Many car crashes in Jackson, Tennessee, involve teenage drivers. However, these are not always due to teens who were drinking, using a smartphone or acting in some other obviously negligent way at the time of the crash. It may be good to know about another factor that can indirectly contribute to crashes caused by teens: early school start times.

Studying teen crash rates in Fairfax County

One study published by the Journal of Clinical Medicine has taken into consideration the change that Fairfax County, Virginia, made to its school start times in 2015; specifically, a pushing back of the time from 7:20 am to 8:10 am. In the year before that change, there were 31.63 crashes involving licensed drivers aged 16 to 18 per 1,000 drivers. The year following that change saw it decline to 29.59 crashes. Everywhere else in Virginia the rate of teen car crashes was steady throughout those two years. Incidentally, nowhere else in the state was there a change in school start times.

What the AASM recommends

The American Academy of Sleep Medicine supports the idea of delaying start times for middle and high schools, saying that 8:30 am or later is ideal. Later start times let teens get the necessary 8 to 10 hours of sleep, reducing their risk for drowsy, inattentive driving and risk-taking behind the wheel. The study mentioned how teens are even less likely to forget their seat belt when they are well-rested.

A lawyer for cases involving major injuries
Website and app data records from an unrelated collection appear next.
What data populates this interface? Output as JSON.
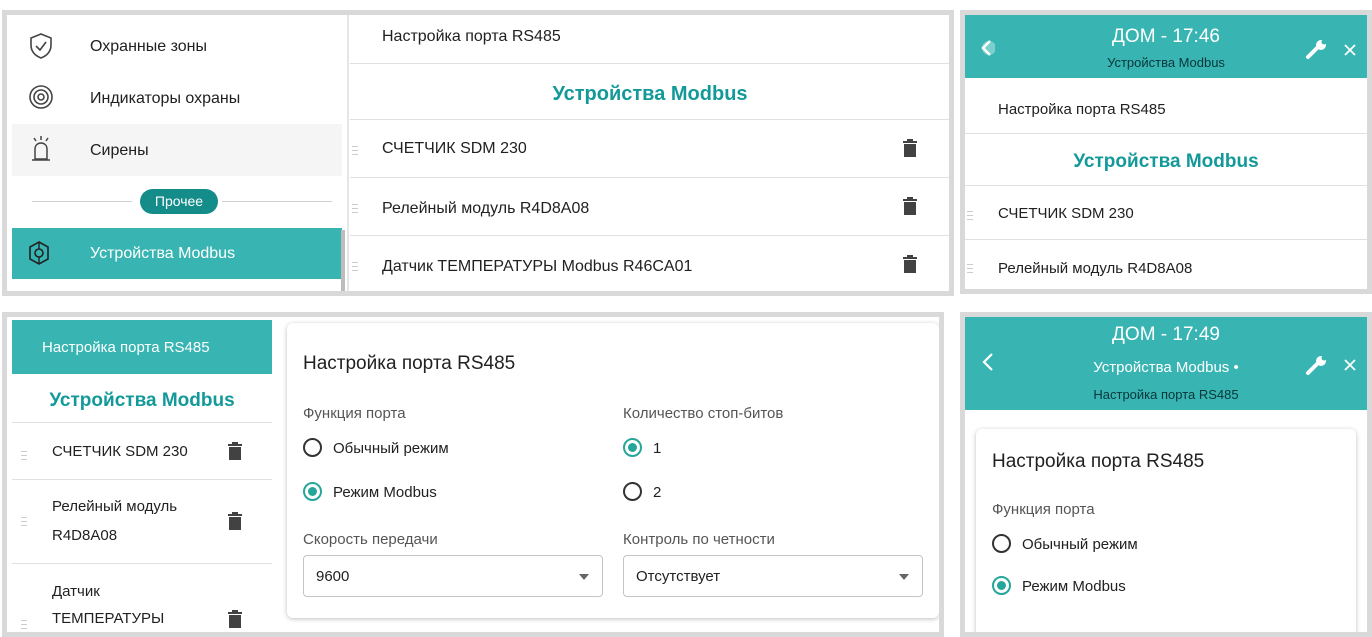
{
  "panel1": {
    "sidebar": [
      {
        "label": "Охранные зоны",
        "icon": "shield-check-icon"
      },
      {
        "label": "Индикаторы охраны",
        "icon": "radar-icon"
      },
      {
        "label": "Сирены",
        "icon": "siren-icon"
      }
    ],
    "section_chip": "Прочее",
    "active_item": {
      "label": "Устройства Modbus",
      "icon": "network-icon"
    },
    "top_link": "Настройка порта RS485",
    "section_title": "Устройства Modbus",
    "devices": [
      "СЧЕТЧИК SDM 230",
      "Релейный модуль R4D8A08",
      "Датчик ТЕМПЕРАТУРЫ Modbus R46CA01"
    ]
  },
  "panel2": {
    "header_title": "ДОМ - 17:46",
    "header_subtitle": "Устройства Modbus",
    "top_link": "Настройка порта RS485",
    "section_title": "Устройства Modbus",
    "devices": [
      "СЧЕТЧИК SDM 230",
      "Релейный модуль R4D8A08"
    ]
  },
  "panel3": {
    "active_link": "Настройка порта RS485",
    "section_title": "Устройства Modbus",
    "devices": [
      {
        "line1": "СЧЕТЧИК SDM 230",
        "line2": ""
      },
      {
        "line1": "Релейный модуль",
        "line2": "R4D8A08"
      },
      {
        "line1": "Датчик",
        "line2": "ТЕМПЕРАТУРЫ"
      }
    ],
    "form": {
      "title": "Настройка порта RS485",
      "port_function_label": "Функция порта",
      "port_options": [
        {
          "label": "Обычный режим",
          "selected": false
        },
        {
          "label": "Режим Modbus",
          "selected": true
        }
      ],
      "stop_bits_label": "Количество стоп-битов",
      "stop_bits_options": [
        {
          "label": "1",
          "selected": true
        },
        {
          "label": "2",
          "selected": false
        }
      ],
      "baud_label": "Скорость передачи",
      "baud_value": "9600",
      "parity_label": "Контроль по четности",
      "parity_value": "Отсутствует"
    }
  },
  "panel4": {
    "header_title": "ДОМ - 17:49",
    "header_subtitle": "Устройства Modbus •",
    "header_subtitle2": "Настройка порта RS485",
    "form_title": "Настройка порта RS485",
    "port_function_label": "Функция порта",
    "port_options": [
      {
        "label": "Обычный режим",
        "selected": false
      },
      {
        "label": "Режим Modbus",
        "selected": true
      }
    ]
  },
  "colors": {
    "accent": "#38b5b2",
    "teal_text": "#14999a",
    "radio": "#26a69a"
  }
}
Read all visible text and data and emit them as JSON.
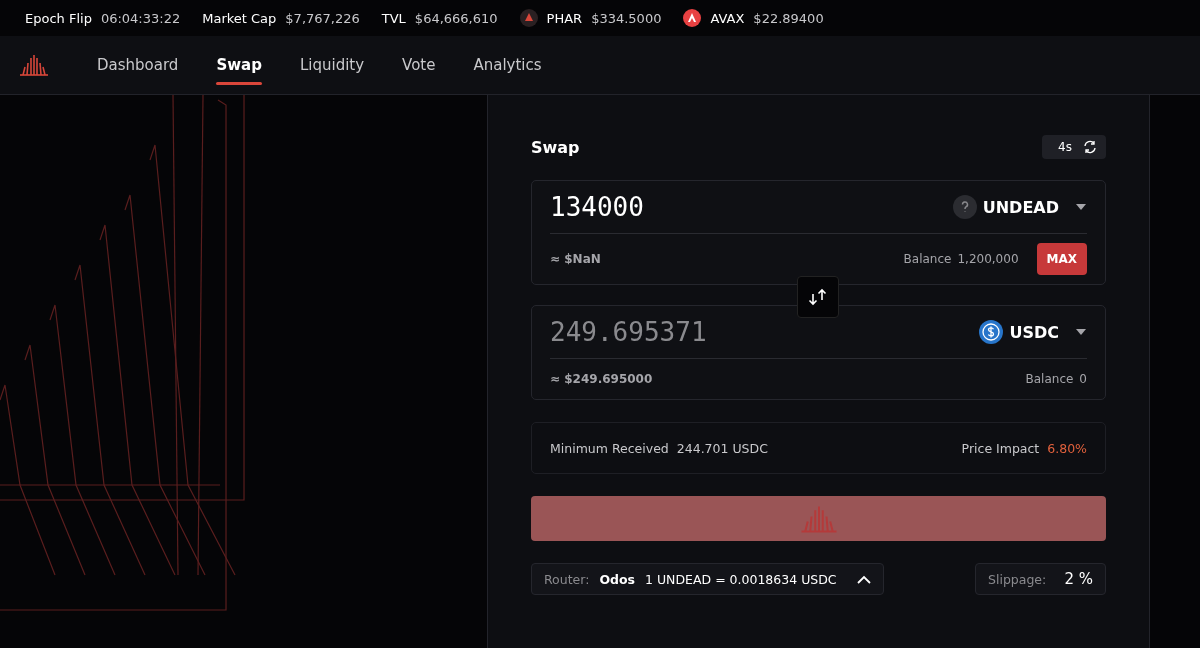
{
  "ticker": [
    {
      "kind": "stat",
      "label": "Epoch Flip",
      "value": "06:04:33:22"
    },
    {
      "kind": "stat",
      "label": "Market Cap",
      "value": "$7,767,226"
    },
    {
      "kind": "stat",
      "label": "TVL",
      "value": "$64,666,610"
    },
    {
      "kind": "phar",
      "label": "PHAR",
      "value": "$334.5000"
    },
    {
      "kind": "avax",
      "label": "AVAX",
      "value": "$22.89400"
    }
  ],
  "nav": {
    "tabs": [
      {
        "label": "Dashboard",
        "selected": false
      },
      {
        "label": "Swap",
        "selected": true
      },
      {
        "label": "Liquidity",
        "selected": false
      },
      {
        "label": "Vote",
        "selected": false
      },
      {
        "label": "Analytics",
        "selected": false
      }
    ]
  },
  "swap": {
    "title": "Swap",
    "refresh": "4s",
    "from": {
      "amount": "134000",
      "readonly": false,
      "token": {
        "label": "UNDEAD",
        "kind": "unknown"
      },
      "usd": "≈ $NaN",
      "balance_label": "Balance",
      "balance": "1,200,000",
      "max": "MAX"
    },
    "to": {
      "amount": "249.695371",
      "readonly": true,
      "token": {
        "label": "USDC",
        "kind": "usdc"
      },
      "usd": "≈ $249.695000",
      "balance_label": "Balance",
      "balance": "0"
    },
    "info": {
      "min_label": "Minimum Received",
      "min_value": "244.701 USDC",
      "impact_label": "Price Impact",
      "impact_value": "6.80%"
    },
    "action": {
      "disabled": true
    },
    "router": {
      "label": "Router:",
      "name": "Odos",
      "rate": "1 UNDEAD = 0.0018634 USDC"
    },
    "slippage": {
      "label": "Slippage:",
      "value": "2 %"
    }
  }
}
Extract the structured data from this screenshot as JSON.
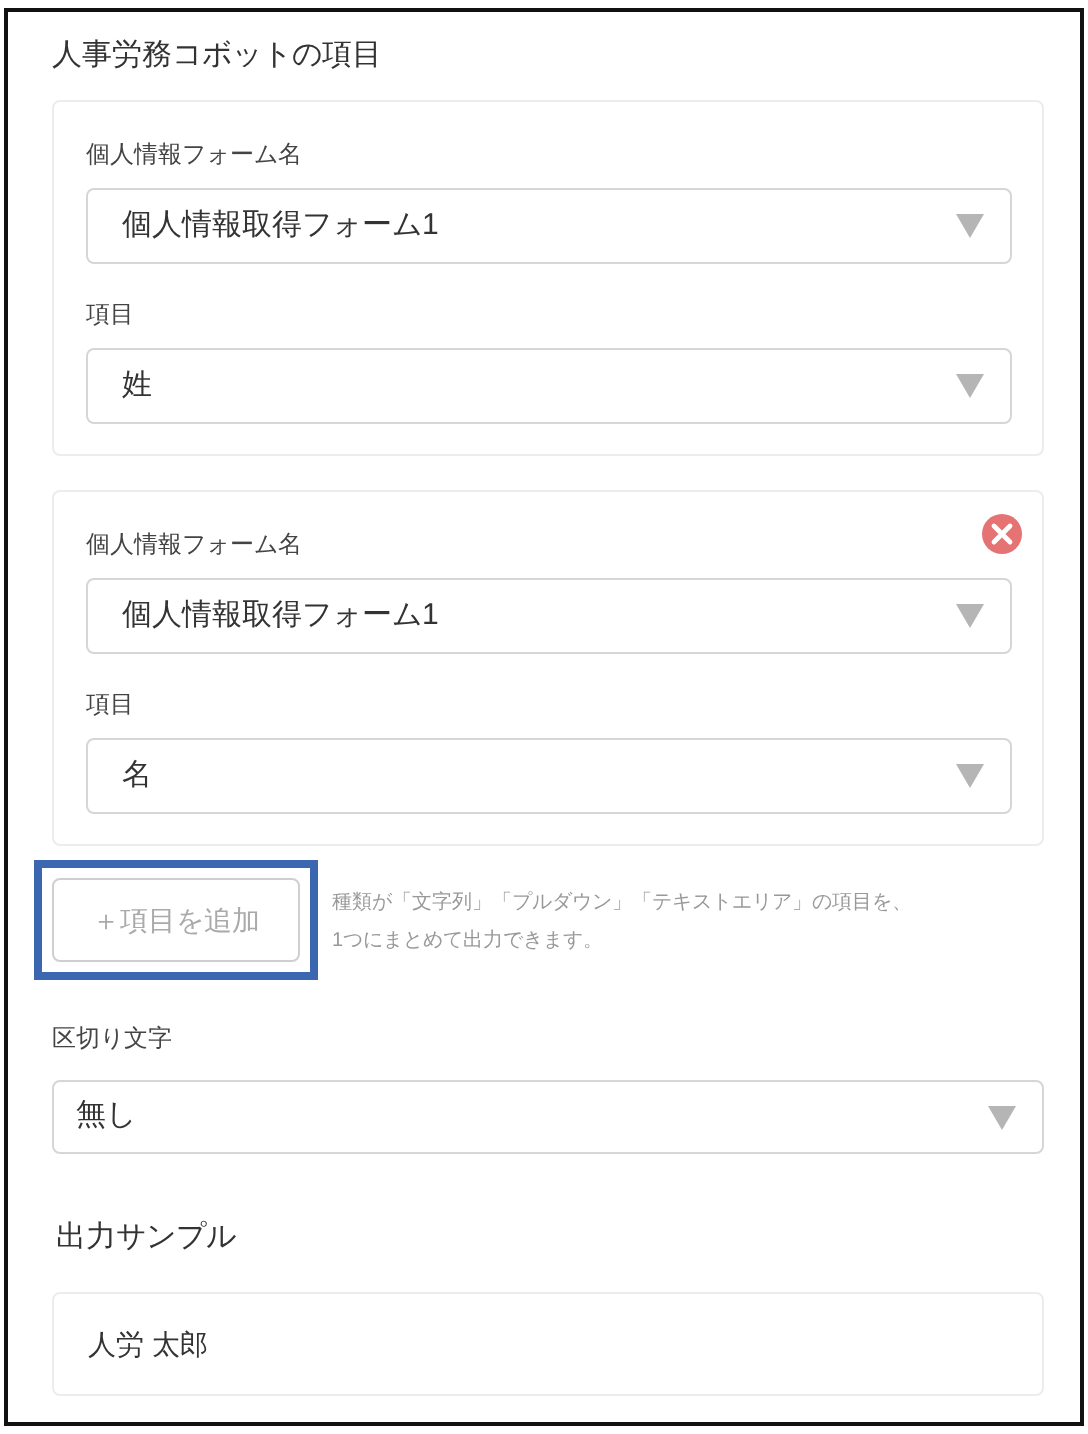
{
  "section_title": "人事労務コボットの項目",
  "item_groups": [
    {
      "removable": false,
      "fields": [
        {
          "label": "個人情報フォーム名",
          "value": "個人情報取得フォーム1"
        },
        {
          "label": "項目",
          "value": "姓"
        }
      ]
    },
    {
      "removable": true,
      "fields": [
        {
          "label": "個人情報フォーム名",
          "value": "個人情報取得フォーム1"
        },
        {
          "label": "項目",
          "value": "名"
        }
      ]
    }
  ],
  "add_button": {
    "label": "＋項目を追加",
    "highlighted": true
  },
  "hint_lines": [
    "種類が「文字列」「プルダウン」「テキストエリア」の項目を、",
    "1つにまとめて出力できます。"
  ],
  "separator": {
    "label": "区切り文字",
    "value": "無し"
  },
  "sample": {
    "title": "出力サンプル",
    "value": "人労 太郎"
  }
}
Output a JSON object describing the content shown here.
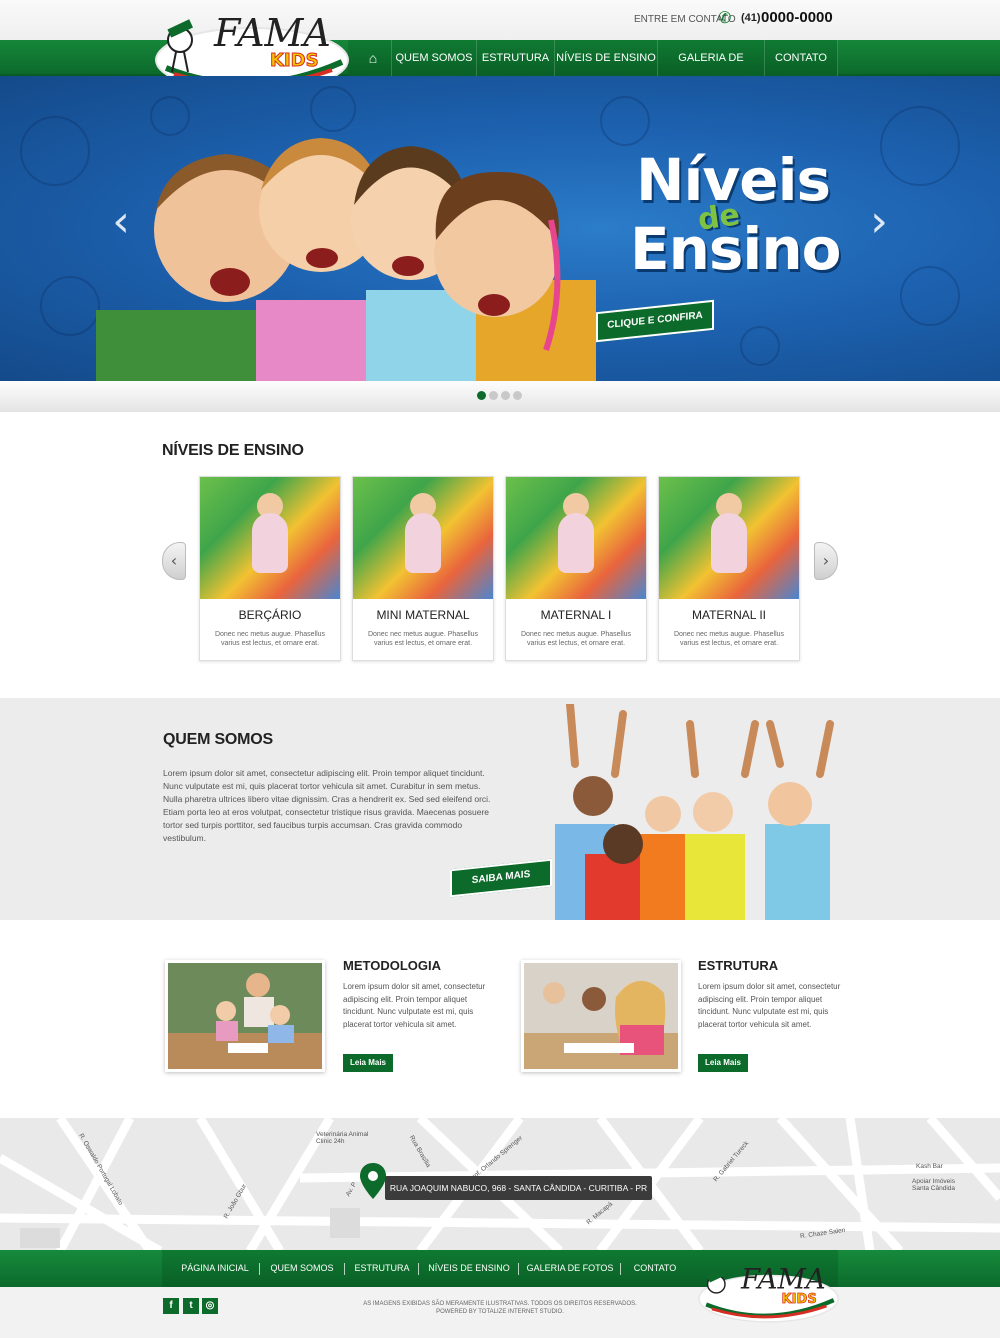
{
  "header": {
    "contact_label": "ENTRE EM CONTATO",
    "phone_area": "(41)",
    "phone_number": "0000-0000",
    "logo_text": "FAMA",
    "logo_sub": "KIDS"
  },
  "nav": {
    "items": [
      {
        "label": "QUEM SOMOS"
      },
      {
        "label": "ESTRUTURA"
      },
      {
        "label": "NÍVEIS DE ENSINO"
      },
      {
        "label": "GALERIA DE FOTOS"
      },
      {
        "label": "CONTATO"
      }
    ]
  },
  "hero": {
    "title_line1": "Níveis",
    "title_connector": "de",
    "title_line2": "Ensino",
    "cta": "CLIQUE E CONFIRA",
    "slide_count": 4,
    "active_slide": 1
  },
  "levels": {
    "title": "NÍVEIS DE ENSINO",
    "cards": [
      {
        "title": "BERÇÁRIO",
        "desc": "Donec nec metus augue. Phasellus varius est lectus, et ornare erat."
      },
      {
        "title": "MINI MATERNAL",
        "desc": "Donec nec metus augue. Phasellus varius est lectus, et ornare erat."
      },
      {
        "title": "MATERNAL I",
        "desc": "Donec nec metus augue. Phasellus varius est lectus, et ornare erat."
      },
      {
        "title": "MATERNAL II",
        "desc": "Donec nec metus augue. Phasellus varius est lectus, et ornare erat."
      }
    ]
  },
  "about": {
    "title": "QUEM SOMOS",
    "text": "Lorem ipsum dolor sit amet, consectetur adipiscing elit. Proin tempor aliquet tincidunt. Nunc vulputate est mi, quis placerat tortor vehicula sit amet. Curabitur in sem metus. Nulla pharetra ultrices libero vitae dignissim. Cras a hendrerit ex. Sed sed eleifend orci. Etiam porta leo at eros volutpat, consectetur tristique risus gravida. Maecenas posuere tortor sed turpis porttitor, sed faucibus turpis accumsan. Cras gravida commodo vestibulum.",
    "cta": "SAIBA MAIS"
  },
  "features": [
    {
      "title": "METODOLOGIA",
      "text": "Lorem ipsum dolor sit amet, consectetur adipiscing elit. Proin tempor aliquet tincidunt. Nunc vulputate est mi, quis placerat tortor vehicula sit amet.",
      "button": "Leia Mais"
    },
    {
      "title": "ESTRUTURA",
      "text": "Lorem ipsum dolor sit amet, consectetur adipiscing elit. Proin tempor aliquet tincidunt. Nunc vulputate est mi, quis placerat tortor vehicula sit amet.",
      "button": "Leia Mais"
    }
  ],
  "map": {
    "address": "RUA JOAQUIM NABUCO, 968 - SANTA CÂNDIDA - CURITIBA - PR",
    "labels": [
      "Veterinária Animal Clinic 24h",
      "Kash Bar",
      "Apoiar Imóveis Santa Cândida",
      "R. Chaze Salen",
      "R. Gabriel Tureck",
      "R. Macapá",
      "R. João Gbur",
      "Av. P",
      "R. Prof. Orlando Sprenger",
      "R. Oswaldo Portugal Lobato",
      "Rua Brasília"
    ]
  },
  "footer": {
    "nav": [
      "PÁGINA INICIAL",
      "QUEM SOMOS",
      "ESTRUTURA",
      "NÍVEIS DE ENSINO",
      "GALERIA DE FOTOS",
      "CONTATO"
    ],
    "copyright_1": "AS IMAGENS EXIBIDAS SÃO MERAMENTE ILUSTRATIVAS. TODOS OS DIREITOS RESERVADOS.",
    "copyright_2": "POWERED BY TOTALIZE INTERNET STUDIO.",
    "social": [
      {
        "icon": "facebook-icon",
        "glyph": "f"
      },
      {
        "icon": "twitter-icon",
        "glyph": "t"
      },
      {
        "icon": "instagram-icon",
        "glyph": "◎"
      }
    ]
  },
  "colors": {
    "brand_green": "#0c6a2b",
    "hero_blue": "#1d62b0",
    "logo_red": "#d62e22",
    "logo_yellow": "#f5c400"
  }
}
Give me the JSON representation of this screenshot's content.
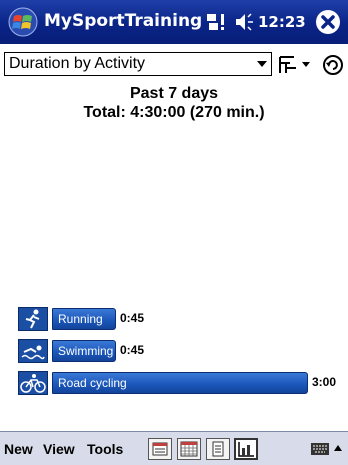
{
  "titlebar": {
    "app_title": "MySportTraining",
    "time": "12:23",
    "start_icon": "windows-flag-icon",
    "close_icon": "close-icon"
  },
  "toolbar": {
    "dropdown_value": "Duration by Activity",
    "view_icon": "view-toggle-icon",
    "refresh_icon": "refresh-icon"
  },
  "summary": {
    "period": "Past 7 days",
    "total": "Total: 4:30:00 (270 min.)"
  },
  "chart_data": {
    "type": "bar",
    "orientation": "horizontal",
    "categories": [
      "Running",
      "Swimming",
      "Road cycling"
    ],
    "values_minutes": [
      45,
      45,
      180
    ],
    "value_labels": [
      "0:45",
      "0:45",
      "3:00"
    ],
    "icons": [
      "running-icon",
      "swimming-icon",
      "cycling-icon"
    ]
  },
  "cmdbar": {
    "menu": [
      "New",
      "View",
      "Tools"
    ],
    "buttons": [
      "list-view-icon",
      "calendar-icon",
      "notes-icon",
      "chart-icon"
    ],
    "active_button": "chart-icon",
    "keyboard_icon": "keyboard-icon"
  },
  "colors": {
    "titlebar": "#0a2487",
    "bar": "#1a56b8"
  }
}
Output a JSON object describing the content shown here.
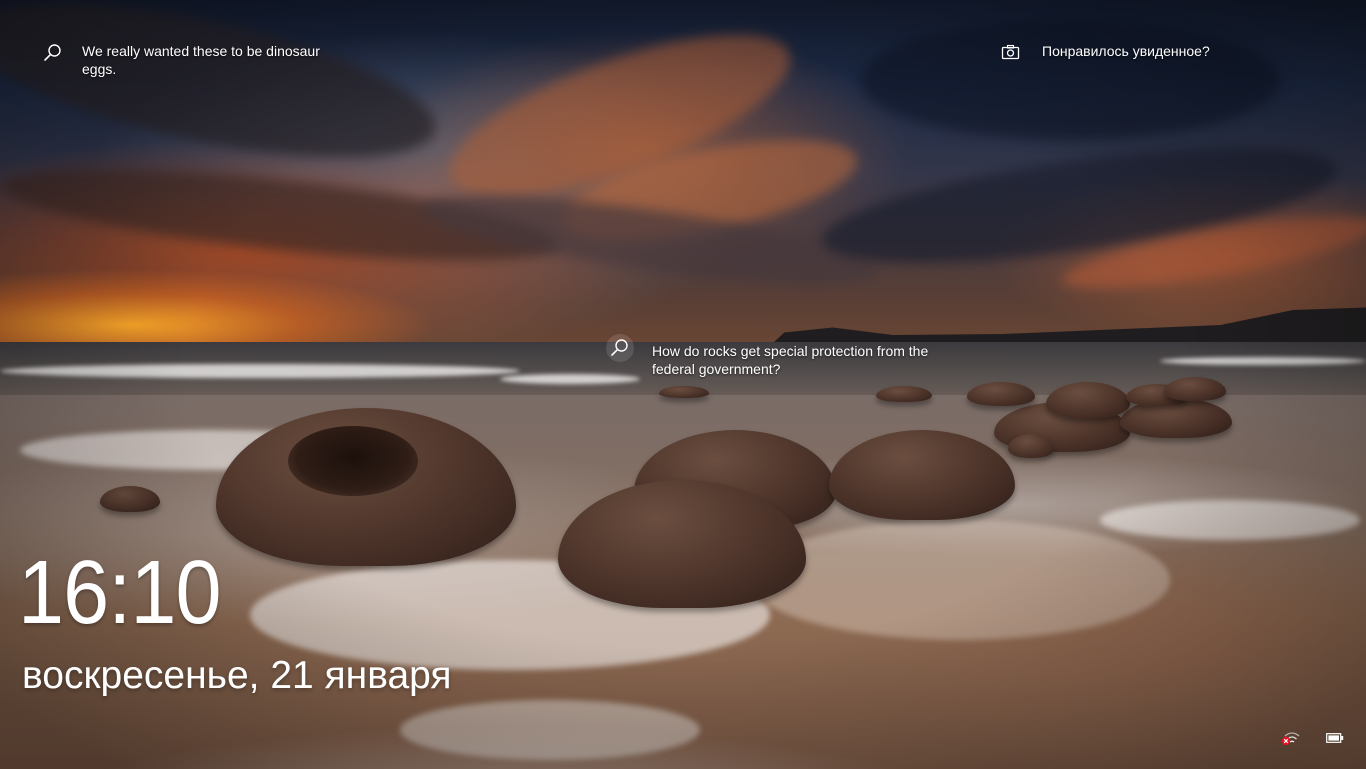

This study reveals, then, that there can be various factors in motor vehicle collisions caused by teens. Victims may need to take these into account when filing a claim. This is where a lawyer can come in and provide assistance. With legal representation, injured victims may seek damages that cover past and future medical expenses and the emotional and psychological effects of the crash. A lawyer may also add lost income and loss of earning capacity. All negotiations for a settlement may be left to the lawyer, and if these fail, filing a lawsuit might be advisable.